The international community breathed a collective sigh of relief on 23 April when opposition leader Alexei Navalny ended a 24-day hunger strike in prison after finally receiving medical care.
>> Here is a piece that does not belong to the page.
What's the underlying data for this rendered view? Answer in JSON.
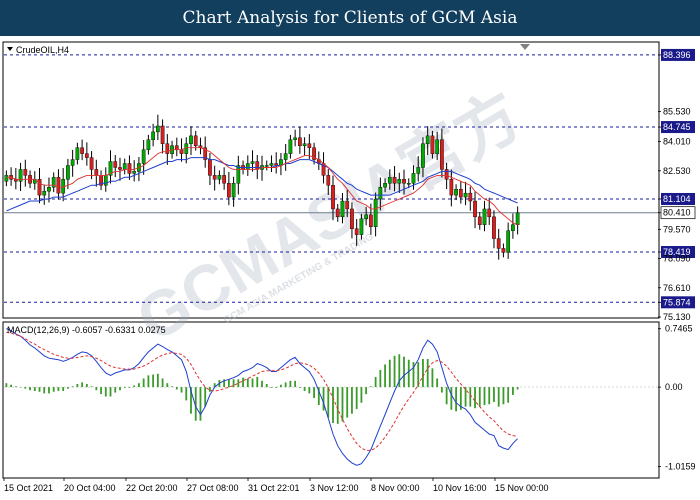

Yet ongoing efforts to suspend his political organisation and restrict other fundamental freedoms threaten to cripple Russia’s already deteriorating human rights situation.
On 26 April, the Moscow prosecutor’s office ordered Navalny’s Anti-Corruption Foundation (FBK) and its regional network to suspend all activities, pending a court ruling on whether to designate the opposition group as ‘extremist’.
The move, which would give the authorities the power to arrest FBK staff, supporters, and even crowdfunding donors, was yet another nail in the coffin for the ailing Kremlin critic, who was imprisoned in February on a range of charges shortly after returning from Berlin where he received treatment for Novichok poisoning.
Published on 24-05-21. Read on here